[Editor’s Note: This post is in response to Real Presences: Catholic Prayer as Intersubjectivity, Robert Orsi’s portal into Reverberations’ unfolding compendium of resources related to the study of prayer.]
Bob Orsi’s prayer portal, “Real Presences,” draws on his exceptional work highlighting the sense of “real presences” in Catholic devotion. This sensibility is of course deeply rooted in the Christian tradition and its Jewish antecedent. The celebration of Passover is the most prominent example in Judaism of what theologians call anamnesis, in other words a ritual that makes present the saving realities that it celebrates. In Judaism, those who celebrate Passover are not merely engaging in a pious recollection of an historical event; through ritual the salvific power of that event is present in the here and now. The work of liberation God accomplished on behalf of slaves in Egypt millennia ago continues to unfold in the lives of those who ritually participate in their forebears’ exodus. Similarly, in a sense Catholics believe there is only one celebration of the Mass or Eucharist: the Last Supper of Jesus and his disciples. When Catholics gather to celebrate the Eucharist, they are not celebrating the Eucharist anew. Rather, they are actually present with Jesus at the Last Supper which is extended through time and space in ritual remembrance, and Jesus is really present to worshipers in the consecrated bread and wine, as well as in the Word of God and the gathered assembly.

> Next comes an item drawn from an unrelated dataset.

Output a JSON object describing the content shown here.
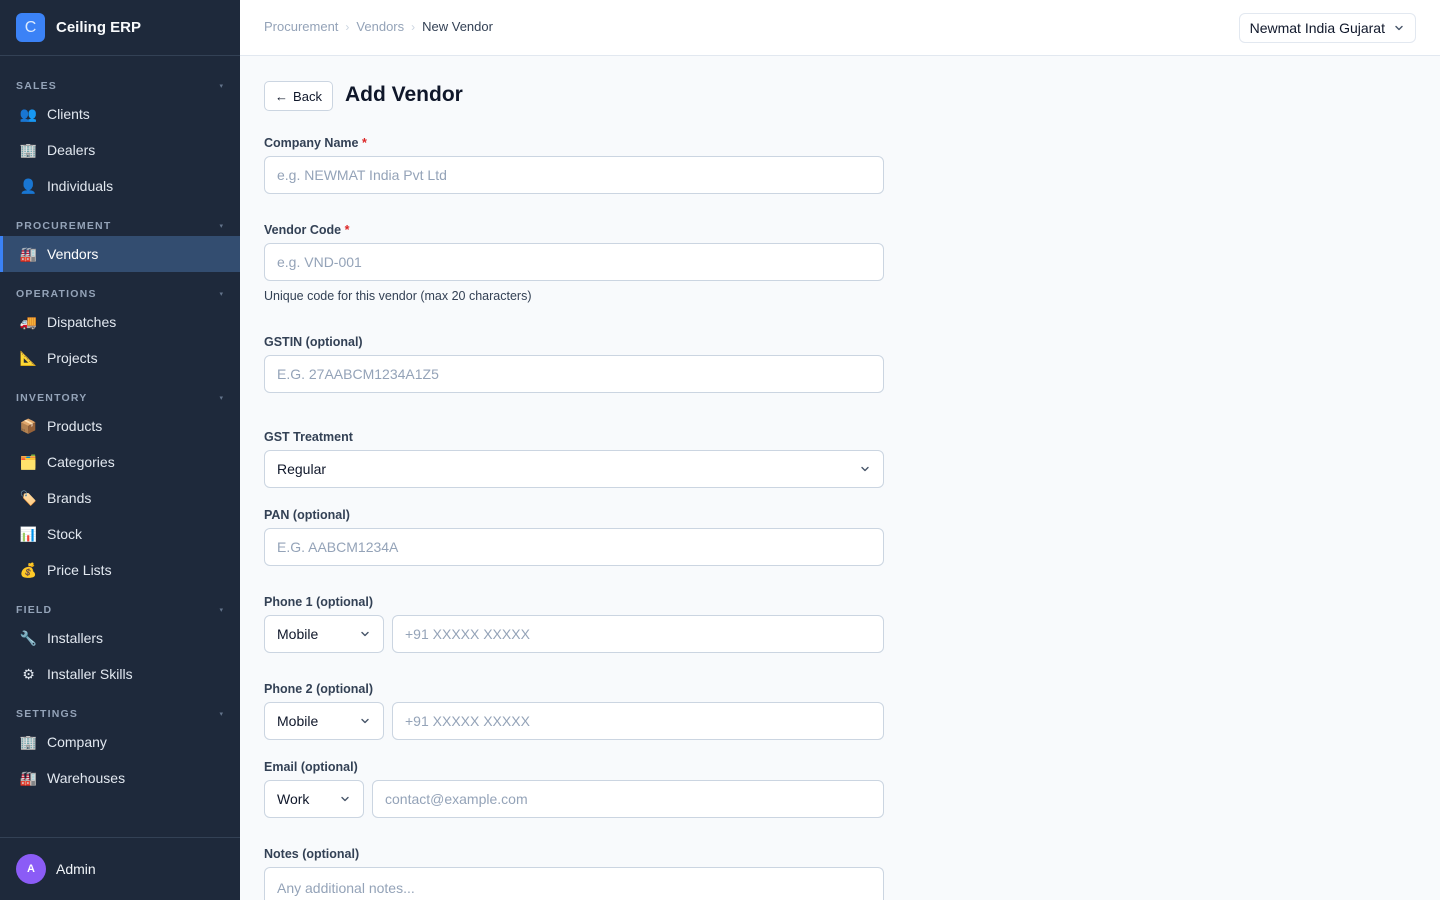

Orsi is the premier scholar whose work examines how this sensibility of real presence plays out in the everyday lives and devotion of American Catholics. One important aspect of such devotion beyond what Orsi is able to address in his portal reflections is how Catholic devotion often transcends time and space. A particularly poignant instance is the widespread devotion among Latino/a Catholics to the crucified Jesus and his suffering mother on Good Friday. In many faith communities across the United States, this devotion encompasses a public reenactment of Jesus’s trial, way of the cross, and crucifixion, or some other public procession.